* **Required work**
Scan the data for "Marketing" and copy the lines it appears in.

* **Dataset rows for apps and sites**
──────────

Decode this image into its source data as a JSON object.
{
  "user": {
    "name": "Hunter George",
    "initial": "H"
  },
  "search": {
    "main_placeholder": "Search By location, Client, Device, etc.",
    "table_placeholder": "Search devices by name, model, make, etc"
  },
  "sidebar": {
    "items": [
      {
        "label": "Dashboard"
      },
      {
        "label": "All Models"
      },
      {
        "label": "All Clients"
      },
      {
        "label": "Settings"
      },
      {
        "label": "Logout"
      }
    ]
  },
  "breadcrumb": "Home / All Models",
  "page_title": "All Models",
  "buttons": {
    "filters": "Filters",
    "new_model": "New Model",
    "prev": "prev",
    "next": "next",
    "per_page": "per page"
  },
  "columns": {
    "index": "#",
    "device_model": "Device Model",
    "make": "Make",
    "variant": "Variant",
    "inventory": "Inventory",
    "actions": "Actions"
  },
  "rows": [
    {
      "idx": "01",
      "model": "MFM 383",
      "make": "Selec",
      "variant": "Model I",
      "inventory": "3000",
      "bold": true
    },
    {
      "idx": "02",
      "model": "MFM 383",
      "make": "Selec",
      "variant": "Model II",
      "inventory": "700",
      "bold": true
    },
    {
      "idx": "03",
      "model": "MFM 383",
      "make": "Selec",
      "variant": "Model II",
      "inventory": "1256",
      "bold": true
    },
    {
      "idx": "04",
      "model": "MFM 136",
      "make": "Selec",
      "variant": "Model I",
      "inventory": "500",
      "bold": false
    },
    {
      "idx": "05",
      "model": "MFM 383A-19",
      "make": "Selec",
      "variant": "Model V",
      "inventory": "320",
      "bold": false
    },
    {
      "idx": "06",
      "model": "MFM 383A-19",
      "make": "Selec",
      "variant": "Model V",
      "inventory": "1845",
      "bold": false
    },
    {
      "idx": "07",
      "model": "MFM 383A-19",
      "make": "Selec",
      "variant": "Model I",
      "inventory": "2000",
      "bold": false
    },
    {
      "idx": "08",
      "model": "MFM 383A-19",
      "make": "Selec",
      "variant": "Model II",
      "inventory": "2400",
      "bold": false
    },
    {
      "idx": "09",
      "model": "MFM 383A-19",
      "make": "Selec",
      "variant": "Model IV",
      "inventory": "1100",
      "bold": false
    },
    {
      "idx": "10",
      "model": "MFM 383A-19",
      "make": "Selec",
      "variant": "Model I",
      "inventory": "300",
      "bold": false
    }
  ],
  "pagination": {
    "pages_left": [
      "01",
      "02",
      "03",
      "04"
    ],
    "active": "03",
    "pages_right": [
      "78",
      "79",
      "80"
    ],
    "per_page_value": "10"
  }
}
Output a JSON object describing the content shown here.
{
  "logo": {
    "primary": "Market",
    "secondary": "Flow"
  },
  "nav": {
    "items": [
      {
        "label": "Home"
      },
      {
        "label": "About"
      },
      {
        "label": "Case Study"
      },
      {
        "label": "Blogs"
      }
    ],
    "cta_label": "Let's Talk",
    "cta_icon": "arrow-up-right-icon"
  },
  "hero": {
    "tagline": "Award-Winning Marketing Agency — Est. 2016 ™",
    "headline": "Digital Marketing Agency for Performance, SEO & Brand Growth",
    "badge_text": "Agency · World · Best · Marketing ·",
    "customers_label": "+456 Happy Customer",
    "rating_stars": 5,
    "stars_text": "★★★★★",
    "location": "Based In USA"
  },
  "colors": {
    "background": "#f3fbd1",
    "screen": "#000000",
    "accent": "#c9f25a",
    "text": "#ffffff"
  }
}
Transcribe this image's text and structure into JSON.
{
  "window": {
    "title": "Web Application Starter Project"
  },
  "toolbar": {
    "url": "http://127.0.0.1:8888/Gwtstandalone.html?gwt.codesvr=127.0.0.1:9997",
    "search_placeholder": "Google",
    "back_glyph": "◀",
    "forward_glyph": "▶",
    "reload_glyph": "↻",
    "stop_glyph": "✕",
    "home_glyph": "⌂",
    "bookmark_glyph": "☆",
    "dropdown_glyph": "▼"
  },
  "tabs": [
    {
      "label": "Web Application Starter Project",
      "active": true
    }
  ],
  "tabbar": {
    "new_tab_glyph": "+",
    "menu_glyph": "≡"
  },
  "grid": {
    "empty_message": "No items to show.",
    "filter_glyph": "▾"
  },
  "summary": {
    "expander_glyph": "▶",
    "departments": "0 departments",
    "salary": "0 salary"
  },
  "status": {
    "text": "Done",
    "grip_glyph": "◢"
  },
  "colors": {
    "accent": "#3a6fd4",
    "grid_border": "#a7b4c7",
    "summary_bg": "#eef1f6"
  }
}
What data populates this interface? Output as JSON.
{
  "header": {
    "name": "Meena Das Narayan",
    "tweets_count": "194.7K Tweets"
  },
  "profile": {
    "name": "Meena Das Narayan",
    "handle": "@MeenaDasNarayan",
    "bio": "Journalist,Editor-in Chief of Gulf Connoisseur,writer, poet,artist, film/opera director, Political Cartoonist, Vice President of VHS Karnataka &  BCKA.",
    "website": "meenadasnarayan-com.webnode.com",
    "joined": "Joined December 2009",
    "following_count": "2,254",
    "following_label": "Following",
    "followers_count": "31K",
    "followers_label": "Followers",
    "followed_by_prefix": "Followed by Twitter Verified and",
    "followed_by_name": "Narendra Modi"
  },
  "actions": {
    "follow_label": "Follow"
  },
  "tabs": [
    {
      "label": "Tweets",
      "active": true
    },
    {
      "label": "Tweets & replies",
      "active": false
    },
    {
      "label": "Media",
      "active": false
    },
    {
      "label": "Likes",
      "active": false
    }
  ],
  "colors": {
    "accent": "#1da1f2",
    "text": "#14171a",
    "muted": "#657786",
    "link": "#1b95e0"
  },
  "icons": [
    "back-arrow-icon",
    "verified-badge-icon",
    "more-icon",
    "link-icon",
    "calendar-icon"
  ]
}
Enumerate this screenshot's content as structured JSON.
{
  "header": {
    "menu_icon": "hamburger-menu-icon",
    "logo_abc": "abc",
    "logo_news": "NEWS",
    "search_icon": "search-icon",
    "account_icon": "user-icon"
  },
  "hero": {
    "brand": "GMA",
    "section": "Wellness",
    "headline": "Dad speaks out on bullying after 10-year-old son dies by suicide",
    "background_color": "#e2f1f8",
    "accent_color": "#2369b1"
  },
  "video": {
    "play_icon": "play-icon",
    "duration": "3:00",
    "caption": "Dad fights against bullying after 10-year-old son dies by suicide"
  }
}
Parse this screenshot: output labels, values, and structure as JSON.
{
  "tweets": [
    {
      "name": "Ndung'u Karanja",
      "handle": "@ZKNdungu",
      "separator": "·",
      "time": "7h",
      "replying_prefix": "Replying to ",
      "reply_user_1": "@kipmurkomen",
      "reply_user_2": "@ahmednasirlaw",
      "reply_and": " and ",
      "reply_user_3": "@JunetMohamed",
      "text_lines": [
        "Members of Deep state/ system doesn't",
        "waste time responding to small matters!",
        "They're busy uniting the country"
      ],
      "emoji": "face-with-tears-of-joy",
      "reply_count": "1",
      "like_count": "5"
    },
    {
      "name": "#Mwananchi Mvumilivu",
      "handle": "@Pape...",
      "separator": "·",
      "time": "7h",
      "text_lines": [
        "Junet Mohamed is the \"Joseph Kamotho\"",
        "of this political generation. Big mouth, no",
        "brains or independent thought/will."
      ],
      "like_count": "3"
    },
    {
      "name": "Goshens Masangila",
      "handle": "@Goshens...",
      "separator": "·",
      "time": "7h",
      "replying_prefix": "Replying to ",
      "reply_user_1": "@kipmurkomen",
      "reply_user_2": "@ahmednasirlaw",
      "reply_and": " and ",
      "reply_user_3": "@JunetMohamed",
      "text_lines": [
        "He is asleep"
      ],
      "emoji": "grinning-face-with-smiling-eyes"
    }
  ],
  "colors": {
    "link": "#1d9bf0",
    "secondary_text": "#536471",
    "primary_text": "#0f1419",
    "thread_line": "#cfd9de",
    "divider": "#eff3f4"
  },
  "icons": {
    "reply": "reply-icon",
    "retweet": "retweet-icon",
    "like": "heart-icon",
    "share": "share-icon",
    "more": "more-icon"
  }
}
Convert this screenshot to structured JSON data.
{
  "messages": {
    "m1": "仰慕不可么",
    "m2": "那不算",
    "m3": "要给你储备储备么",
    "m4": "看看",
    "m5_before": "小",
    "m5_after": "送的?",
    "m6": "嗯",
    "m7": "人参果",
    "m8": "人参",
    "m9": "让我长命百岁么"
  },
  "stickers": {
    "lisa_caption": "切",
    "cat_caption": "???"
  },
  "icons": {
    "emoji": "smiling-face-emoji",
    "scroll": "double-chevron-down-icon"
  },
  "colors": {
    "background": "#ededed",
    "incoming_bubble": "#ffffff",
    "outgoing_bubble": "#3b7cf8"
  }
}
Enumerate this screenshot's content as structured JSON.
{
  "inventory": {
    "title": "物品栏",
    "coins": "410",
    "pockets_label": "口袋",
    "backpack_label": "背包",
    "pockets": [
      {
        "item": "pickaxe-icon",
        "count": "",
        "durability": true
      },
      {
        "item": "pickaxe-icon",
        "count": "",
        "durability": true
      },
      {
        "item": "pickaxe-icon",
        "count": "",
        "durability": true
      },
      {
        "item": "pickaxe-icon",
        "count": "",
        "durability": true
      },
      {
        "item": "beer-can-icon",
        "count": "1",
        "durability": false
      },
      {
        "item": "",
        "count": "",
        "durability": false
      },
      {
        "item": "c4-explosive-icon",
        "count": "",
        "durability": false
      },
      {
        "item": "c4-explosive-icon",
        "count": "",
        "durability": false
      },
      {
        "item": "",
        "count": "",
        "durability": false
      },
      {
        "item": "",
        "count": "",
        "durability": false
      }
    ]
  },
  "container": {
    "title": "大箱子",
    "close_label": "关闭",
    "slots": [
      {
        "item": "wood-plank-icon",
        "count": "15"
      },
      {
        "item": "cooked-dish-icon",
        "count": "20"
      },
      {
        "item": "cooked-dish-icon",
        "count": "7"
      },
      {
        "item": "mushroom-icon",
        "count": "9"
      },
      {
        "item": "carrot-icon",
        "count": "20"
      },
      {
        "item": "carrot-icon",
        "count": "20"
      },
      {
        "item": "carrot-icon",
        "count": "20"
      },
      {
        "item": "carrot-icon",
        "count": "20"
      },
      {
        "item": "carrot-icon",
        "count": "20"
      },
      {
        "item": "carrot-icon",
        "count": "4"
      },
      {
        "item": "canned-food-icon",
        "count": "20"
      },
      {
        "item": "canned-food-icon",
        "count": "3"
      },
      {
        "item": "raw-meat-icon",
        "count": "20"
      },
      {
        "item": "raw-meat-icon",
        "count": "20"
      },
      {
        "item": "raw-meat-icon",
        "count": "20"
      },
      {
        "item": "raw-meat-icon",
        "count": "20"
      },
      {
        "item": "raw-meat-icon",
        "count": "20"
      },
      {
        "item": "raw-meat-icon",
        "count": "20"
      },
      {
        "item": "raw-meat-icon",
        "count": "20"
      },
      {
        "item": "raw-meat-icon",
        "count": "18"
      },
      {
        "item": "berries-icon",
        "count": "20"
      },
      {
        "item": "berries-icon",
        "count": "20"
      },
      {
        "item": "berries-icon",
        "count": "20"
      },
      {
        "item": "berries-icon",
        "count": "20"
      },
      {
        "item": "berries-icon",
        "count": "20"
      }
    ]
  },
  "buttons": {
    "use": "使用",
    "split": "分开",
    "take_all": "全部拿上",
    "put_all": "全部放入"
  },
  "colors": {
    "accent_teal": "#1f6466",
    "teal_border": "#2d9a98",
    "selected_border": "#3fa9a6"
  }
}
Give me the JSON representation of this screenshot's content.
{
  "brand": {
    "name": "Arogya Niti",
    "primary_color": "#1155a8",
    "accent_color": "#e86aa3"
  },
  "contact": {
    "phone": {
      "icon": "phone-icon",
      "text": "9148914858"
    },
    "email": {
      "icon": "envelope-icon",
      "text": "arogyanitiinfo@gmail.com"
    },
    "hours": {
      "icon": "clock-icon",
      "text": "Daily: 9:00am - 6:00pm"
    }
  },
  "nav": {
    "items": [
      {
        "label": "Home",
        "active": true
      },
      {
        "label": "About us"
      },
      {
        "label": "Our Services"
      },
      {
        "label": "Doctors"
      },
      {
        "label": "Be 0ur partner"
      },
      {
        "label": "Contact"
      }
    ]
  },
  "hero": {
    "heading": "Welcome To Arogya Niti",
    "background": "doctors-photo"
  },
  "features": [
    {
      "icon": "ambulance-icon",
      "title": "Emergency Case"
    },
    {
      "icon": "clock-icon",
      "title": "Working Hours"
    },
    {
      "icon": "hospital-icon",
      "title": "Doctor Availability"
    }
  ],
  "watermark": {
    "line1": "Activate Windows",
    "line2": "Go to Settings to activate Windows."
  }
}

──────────

* **Solution to this task**
    "tagline": "Award-Winning Marketing Agency — Est. 2016 ™",
    "headline": "Digital Marketing Agency for Performance, SEO & Brand Growth",
    "badge_text": "Agency · World · Best · Marketing ·",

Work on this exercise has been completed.